The task >> In the data, extract each line that holds the string "Unwind".

Source data:
========================

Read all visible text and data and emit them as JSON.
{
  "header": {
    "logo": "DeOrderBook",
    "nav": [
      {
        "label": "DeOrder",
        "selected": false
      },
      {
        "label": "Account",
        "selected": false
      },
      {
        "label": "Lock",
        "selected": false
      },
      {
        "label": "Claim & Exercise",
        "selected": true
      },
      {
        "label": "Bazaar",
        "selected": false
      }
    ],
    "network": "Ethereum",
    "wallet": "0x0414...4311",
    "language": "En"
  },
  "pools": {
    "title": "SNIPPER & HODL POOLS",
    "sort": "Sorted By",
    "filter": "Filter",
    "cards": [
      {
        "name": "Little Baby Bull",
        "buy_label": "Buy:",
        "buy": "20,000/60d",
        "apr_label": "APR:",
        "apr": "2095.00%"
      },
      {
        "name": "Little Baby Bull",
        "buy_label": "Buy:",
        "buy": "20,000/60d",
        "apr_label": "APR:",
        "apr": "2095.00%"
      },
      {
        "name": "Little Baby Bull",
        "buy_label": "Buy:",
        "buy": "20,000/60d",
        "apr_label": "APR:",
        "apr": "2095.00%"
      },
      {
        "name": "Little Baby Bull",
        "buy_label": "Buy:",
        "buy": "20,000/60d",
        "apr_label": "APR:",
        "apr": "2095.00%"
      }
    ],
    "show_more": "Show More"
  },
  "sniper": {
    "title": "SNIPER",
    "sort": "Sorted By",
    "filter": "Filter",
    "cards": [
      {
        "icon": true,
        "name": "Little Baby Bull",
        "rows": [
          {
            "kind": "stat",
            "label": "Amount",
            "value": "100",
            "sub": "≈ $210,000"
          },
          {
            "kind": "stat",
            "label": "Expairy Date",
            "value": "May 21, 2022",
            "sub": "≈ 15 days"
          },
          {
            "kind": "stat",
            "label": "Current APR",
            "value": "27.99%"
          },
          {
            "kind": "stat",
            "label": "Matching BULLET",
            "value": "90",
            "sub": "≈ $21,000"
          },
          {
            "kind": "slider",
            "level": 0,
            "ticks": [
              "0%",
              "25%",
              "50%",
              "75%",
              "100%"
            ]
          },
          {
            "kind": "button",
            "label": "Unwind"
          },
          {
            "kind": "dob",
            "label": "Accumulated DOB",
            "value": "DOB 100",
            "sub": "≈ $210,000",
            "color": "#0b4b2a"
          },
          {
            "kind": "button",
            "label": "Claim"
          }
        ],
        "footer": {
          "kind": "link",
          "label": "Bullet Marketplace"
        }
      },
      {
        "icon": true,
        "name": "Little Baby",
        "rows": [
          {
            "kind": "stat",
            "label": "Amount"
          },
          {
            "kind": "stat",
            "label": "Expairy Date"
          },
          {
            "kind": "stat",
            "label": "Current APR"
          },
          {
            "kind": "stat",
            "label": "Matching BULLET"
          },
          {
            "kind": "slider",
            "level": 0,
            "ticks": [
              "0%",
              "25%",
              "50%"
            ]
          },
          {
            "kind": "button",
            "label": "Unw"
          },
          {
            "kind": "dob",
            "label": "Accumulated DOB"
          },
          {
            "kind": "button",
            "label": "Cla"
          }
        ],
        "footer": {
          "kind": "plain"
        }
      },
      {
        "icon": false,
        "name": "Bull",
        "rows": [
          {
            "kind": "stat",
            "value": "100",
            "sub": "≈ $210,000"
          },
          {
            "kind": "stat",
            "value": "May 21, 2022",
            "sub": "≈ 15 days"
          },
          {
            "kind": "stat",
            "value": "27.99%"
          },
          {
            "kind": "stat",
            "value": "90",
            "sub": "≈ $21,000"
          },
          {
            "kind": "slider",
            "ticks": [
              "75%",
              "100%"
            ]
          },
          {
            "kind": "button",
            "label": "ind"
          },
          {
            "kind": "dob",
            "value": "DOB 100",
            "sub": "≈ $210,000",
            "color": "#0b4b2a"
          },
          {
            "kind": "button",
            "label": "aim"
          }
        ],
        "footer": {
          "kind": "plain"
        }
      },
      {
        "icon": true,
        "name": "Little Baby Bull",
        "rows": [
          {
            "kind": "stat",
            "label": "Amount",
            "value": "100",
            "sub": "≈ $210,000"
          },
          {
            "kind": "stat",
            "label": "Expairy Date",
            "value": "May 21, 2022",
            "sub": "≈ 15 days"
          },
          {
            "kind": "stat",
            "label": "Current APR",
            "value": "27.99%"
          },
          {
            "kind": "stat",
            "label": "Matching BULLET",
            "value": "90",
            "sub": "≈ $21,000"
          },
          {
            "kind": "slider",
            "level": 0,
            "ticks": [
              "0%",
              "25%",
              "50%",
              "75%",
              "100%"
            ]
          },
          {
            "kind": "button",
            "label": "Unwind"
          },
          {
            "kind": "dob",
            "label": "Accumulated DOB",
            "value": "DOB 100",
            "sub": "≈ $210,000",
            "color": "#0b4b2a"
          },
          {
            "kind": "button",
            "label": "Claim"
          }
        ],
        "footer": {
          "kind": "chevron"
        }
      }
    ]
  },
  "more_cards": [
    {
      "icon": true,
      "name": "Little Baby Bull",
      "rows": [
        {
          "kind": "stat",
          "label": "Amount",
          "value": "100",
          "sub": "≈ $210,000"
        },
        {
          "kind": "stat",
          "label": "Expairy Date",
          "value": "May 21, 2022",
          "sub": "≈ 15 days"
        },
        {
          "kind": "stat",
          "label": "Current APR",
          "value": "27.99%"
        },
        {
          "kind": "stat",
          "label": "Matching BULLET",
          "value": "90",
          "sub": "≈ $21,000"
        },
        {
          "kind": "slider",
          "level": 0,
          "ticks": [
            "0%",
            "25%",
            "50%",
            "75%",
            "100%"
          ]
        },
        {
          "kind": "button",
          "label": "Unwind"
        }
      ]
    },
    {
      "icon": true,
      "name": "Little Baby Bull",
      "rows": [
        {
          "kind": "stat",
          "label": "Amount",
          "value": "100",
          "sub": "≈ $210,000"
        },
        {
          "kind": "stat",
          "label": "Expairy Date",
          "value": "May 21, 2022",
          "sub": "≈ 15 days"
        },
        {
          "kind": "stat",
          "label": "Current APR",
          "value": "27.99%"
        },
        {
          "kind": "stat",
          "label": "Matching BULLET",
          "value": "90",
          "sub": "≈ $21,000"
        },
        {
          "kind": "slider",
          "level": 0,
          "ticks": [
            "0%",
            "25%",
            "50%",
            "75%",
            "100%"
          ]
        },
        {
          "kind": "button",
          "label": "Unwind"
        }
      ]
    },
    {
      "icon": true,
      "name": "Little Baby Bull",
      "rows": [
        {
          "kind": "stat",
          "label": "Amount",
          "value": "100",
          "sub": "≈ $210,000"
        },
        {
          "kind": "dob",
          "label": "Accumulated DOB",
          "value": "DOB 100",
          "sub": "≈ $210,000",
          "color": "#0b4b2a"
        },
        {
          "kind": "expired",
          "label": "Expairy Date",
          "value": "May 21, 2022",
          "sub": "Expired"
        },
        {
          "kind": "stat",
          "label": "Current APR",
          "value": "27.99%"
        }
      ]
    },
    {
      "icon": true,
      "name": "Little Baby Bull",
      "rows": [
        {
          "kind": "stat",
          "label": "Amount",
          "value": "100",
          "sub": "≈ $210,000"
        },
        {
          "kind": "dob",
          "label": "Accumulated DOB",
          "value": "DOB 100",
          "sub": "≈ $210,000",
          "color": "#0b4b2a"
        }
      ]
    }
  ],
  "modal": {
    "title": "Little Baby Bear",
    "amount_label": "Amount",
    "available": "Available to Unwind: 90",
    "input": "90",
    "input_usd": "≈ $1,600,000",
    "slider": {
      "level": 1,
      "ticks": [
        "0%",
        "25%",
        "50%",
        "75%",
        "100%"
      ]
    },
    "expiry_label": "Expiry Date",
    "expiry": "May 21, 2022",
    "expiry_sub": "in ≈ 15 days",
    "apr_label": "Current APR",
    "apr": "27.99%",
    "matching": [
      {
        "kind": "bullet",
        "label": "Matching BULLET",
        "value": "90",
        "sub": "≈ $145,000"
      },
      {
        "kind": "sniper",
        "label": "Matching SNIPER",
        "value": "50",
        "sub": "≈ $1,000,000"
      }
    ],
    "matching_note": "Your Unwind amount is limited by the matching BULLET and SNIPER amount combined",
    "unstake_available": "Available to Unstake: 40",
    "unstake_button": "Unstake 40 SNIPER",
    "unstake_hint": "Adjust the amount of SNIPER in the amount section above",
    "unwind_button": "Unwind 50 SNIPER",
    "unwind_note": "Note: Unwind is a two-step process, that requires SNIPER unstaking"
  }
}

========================

Problem solution >>
            "label": "Unwind"
            "label": "Unwind"
          "label": "Unwind"
          "label": "Unwind"
    "available": "Available to Unwind: 90",
    "matching_note": "Your Unwind amount is limited by the matching BULLET and SNIPER amount combined",
    "unwind_button": "Unwind 50 SNIPER",
    "unwind_note": "Note: Unwind is a two-step process, that requires SNIPER unstaking"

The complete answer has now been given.